Technical Abstract: Two experiments were conducted to study Regulatory T cell (Treg) properties post-Salmonella infection in broiler birds. Four-day-old broiler chicks were orally infected with 5x106 CFU/ml Salmonella enteritidis or sterile PBS (control). Samples were collected at 4, 7, 10, and 14 d post-infection. There was a significant (P < 0.05) increase in the number of CD4^+CD25^+ cells by day 4 post-infection that increased steadily throughout the course of the 14 days of infection, whereas the number of CD4^+CD25^+ cells in the non-infected controls remained steady throughout the study.
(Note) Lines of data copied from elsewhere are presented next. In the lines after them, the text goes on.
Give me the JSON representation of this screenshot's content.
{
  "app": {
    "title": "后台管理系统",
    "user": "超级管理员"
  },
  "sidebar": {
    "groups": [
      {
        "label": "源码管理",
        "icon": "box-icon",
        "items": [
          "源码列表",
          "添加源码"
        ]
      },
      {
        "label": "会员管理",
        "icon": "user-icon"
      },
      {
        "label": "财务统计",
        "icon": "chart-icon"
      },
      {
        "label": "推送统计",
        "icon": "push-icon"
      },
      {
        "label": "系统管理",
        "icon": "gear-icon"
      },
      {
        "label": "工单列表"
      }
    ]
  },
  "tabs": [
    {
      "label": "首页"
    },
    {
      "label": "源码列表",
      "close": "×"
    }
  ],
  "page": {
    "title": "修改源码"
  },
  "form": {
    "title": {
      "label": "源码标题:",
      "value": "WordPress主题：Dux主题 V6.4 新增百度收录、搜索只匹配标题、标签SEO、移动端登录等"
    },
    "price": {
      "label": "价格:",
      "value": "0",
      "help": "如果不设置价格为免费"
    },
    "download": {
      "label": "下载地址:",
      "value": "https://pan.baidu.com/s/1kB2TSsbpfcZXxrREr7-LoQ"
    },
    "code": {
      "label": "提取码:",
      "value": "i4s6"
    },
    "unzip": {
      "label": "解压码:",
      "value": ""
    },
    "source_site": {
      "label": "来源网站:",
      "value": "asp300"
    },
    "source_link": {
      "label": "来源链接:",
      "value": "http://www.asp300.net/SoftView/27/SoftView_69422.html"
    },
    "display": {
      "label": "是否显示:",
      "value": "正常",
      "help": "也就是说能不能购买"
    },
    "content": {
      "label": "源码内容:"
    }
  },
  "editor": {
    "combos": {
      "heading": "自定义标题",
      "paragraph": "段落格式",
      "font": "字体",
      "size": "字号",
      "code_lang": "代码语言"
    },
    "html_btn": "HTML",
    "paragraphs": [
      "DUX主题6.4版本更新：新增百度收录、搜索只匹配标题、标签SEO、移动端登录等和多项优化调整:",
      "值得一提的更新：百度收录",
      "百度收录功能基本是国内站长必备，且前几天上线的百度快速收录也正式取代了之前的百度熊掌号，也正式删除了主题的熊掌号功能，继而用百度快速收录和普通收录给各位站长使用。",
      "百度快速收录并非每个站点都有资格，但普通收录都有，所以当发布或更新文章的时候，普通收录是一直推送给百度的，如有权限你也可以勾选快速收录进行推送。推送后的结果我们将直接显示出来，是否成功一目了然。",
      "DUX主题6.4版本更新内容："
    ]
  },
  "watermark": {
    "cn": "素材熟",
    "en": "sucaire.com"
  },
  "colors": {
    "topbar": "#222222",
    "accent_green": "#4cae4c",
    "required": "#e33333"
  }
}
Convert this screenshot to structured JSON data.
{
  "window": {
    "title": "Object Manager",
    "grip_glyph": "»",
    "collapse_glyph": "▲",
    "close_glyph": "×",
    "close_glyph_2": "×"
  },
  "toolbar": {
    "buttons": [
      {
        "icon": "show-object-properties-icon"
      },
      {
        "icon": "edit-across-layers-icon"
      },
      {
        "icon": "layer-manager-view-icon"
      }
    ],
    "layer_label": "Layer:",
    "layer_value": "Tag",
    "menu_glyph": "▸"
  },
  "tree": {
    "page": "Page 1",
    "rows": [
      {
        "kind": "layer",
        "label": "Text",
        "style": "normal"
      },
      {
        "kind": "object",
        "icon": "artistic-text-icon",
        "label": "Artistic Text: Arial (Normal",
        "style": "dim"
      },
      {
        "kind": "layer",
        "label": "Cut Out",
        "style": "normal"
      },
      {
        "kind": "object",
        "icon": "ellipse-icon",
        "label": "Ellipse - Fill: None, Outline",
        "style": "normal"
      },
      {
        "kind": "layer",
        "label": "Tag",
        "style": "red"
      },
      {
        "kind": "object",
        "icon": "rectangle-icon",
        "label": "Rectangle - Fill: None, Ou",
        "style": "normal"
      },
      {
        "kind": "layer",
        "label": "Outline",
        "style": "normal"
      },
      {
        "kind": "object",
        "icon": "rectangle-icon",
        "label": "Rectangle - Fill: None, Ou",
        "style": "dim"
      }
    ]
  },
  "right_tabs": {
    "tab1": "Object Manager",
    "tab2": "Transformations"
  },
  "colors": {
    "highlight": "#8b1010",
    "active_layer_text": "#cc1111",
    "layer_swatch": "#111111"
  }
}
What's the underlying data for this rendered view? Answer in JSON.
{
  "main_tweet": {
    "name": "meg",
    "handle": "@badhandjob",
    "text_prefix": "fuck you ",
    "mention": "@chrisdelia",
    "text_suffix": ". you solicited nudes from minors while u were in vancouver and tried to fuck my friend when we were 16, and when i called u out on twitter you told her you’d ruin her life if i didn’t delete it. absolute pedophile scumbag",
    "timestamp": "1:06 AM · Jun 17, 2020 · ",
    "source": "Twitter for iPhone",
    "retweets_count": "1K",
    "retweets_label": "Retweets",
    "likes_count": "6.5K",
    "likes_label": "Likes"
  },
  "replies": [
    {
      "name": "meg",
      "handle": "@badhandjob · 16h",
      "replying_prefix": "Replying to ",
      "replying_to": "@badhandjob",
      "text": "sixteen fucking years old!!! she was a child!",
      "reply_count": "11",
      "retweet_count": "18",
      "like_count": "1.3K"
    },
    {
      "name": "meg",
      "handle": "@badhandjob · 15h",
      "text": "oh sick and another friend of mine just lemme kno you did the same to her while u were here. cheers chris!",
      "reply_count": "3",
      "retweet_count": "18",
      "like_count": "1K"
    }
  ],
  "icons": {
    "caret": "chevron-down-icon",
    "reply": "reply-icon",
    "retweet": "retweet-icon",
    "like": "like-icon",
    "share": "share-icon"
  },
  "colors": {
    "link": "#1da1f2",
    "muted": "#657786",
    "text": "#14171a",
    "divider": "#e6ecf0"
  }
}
CD4^+CD25^+ cells from cecal tonsils of S. enteritidis-infected birds had higher (P < 0.05) amount of IL-10 mRNA content than the CD4^+CD25^+ cells from the non-infected controls at all the time points studied. The amount of IL-2 mRNA content in the cecal tonsil CD4^+CD25^+ cells from the infected birds did not differ significantly (P > 0.05) when compared to that in the non-infected control birds. At a lower effector/responder cell ratio of 0.25:1, CD4^+CD25^+ cells from cecal tonsils of Salmonella-infected birds suppressed T cell proliferation at d 7 and 14 post-S. enteritidis infection while CD4^+CD25^+ cells from non-infected control groups did not suppress T cell proliferation. In the second experiment, day-old chickens were orally infected with 0 (control) or 1.25 X 10^8 CFU/bird S. enteritidis. At 7 and 21 d post Salmonella challenge, CD25^+ cells collected from cecal tonsils of S. enterica infected birds and restimulated in vitro with Salmonella-antigen had significantly higher IL-10 mRNA compared to that in the control group. Spleen CD4^+CD25^+, CD4^+, and CD8^+ cell percentage did not differ significantly between the Salmonella infected and control birds. In conclusion, S. enteritidis infection increased the Treg percentage, suppressive properties, and IL-10 mRNA amounts in the cecal tonsils of broiler birds.